To rebuild cities better, ‘minute cities’ are taking off from Bogotá to Berlin, and Shanghai to Seattle. They allow their dwellers to reach everything they need within a fixed amount of time, with the aim of protecting the environment and establishing a more stable and sustainable lifestyle.
The human mind has gone through numerous adventures trying to imagine what an ideal city should look like. Countless theories have emerged, each seeking to respond to the challenges of its time, keep pace with latest developments and offer people a prosperous life.
In this day and age, key challenges are climate change and extreme weather, and developments can be summed up by the critical role played by technology in our lives. These realities are now more evident than ever, thanks to the global alarm sounded by COVID-19. The pandemic confined people to their homes and cities, limited their mobility, and permanently changed the way many live and socialise. Now that the danger has receded, many cities have reconsidered their management patterns and acknowledged the need for small neighbourhoods that provide their residents with all their basic needs.
On this basis, the concept of ‘minute cities’ has been built.
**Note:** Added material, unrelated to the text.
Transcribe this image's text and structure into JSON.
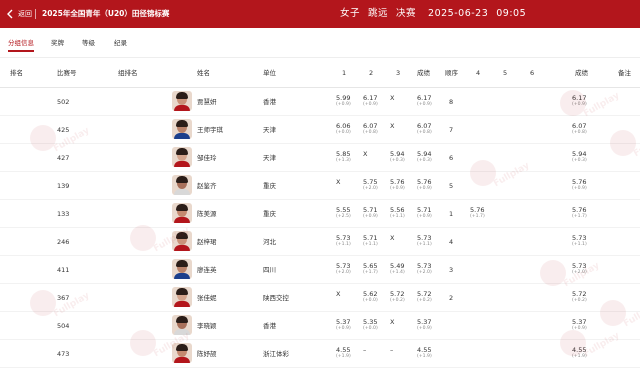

It means designing an urban space with a transportation system that ensures the longest journey takes a fixed number of minutes, enabling residents to travel between their homes, work or school, and basic facilities within 15 to 20 minutes, for instance.
For a city to achieve this, each of its neighbourhoods must accommodate the basic needs for living and working, such as health facilities, schools, markets, grocery stores, entertainment venues, and others.
The concept first emerged when an American urban planner proposed the idea of the ‘neighbourhood unit’ in the 1920s. A few decades later, Copenhagen transformed its main market into a pedestrian-only street. The idea became wildly popular with densely populated cities across the United States, and New Urbanism began in the 1980s.
Paris is one of the most prominent newcomers to this trend. The French capital plans to transform into a 15-minute city with the help of researchers in complex systems and innovation. The project is focused on active transit, which is not dependent on cars, but on physical movement, including walking and cycling. The city has added hundreds of kilometres of bike routes, closed the quays of the Seine to motorised vehicles, and completely redesigned other areas to give priority to pedestrians and cyclists.
In Barcelona, Spain, the idea has been modified to fit the city, which now adopts the neighbourhood superblock model. Aerial photography shows Barcelona as a collection of nearly identical superblocks lined up neatly, each representing a neighbourhood that provides its residents with their basic needs.
Between these neighbourhoods stretches a network of major roads, where people can use cars and buses. However, vehicle numbers are declining day by day in favour of active transport. The next step is to turn 1 out of 3 streets in the city into green streets by 2030, with more greenery and recreational areas.
In Australia, the government has been more patient, and perhaps more realistic. It has chosen to turn its most populous city, Sydney, to a 30-minute city, as part of a 40-year plan. The aim is that residents of the city can reach one of three important regional centres in less than a half-hour by walking, biking, or public transport.
While Sydney has its own plan that suits it particularly, authorities in Melbourne, for instance, are looking to achieve the 20-minute city title by 2050, so that each resident can walk 800 metres each way to meet their day-to-day needs.
To promote the idea, the government has been educating residents about features of their neighbourhoods and securing infrastructure for human powered transit and public transport, while supporting local economies and access to housing.
The C40 network is working on studies to develop this concept, and has launched a new Green and Thriving Neighbourhoods programme, which aims to develop integrated climate actions at the neighbourhood scale.
Though the concept of ‘minute cities’ may seem convienient, it has been criticised by many who believe that it may impede major economic opportunities at city and country levels. They say it can lead to artificial divides and false business competitions, exacerbating socioeconomic inequalities between different neighbourhoods.
Moreover, this concept may not be applicable everywhere, as it requires a high population density and a specific social structure. It is difficult to implement in a country where most of the population live in sprawling suburbs, such as the United States. Many cities might only make the 15-minute cut-off if it could be done in a car, as active transit would certainly take much longer.
Also, trips to certain vital points, such as universities, museums, theatres, and other landmarks, definitely require more than just a few minutes, and some experiences are well worth the distance.
However, experts and researchers worldwide are working to upgrade the concept and address its challenges, given its desirability and multiple benefits for many cities. It promises to reduce the need for unnecessary travel, strengthen a sense of community, and improve sustainability and liveability.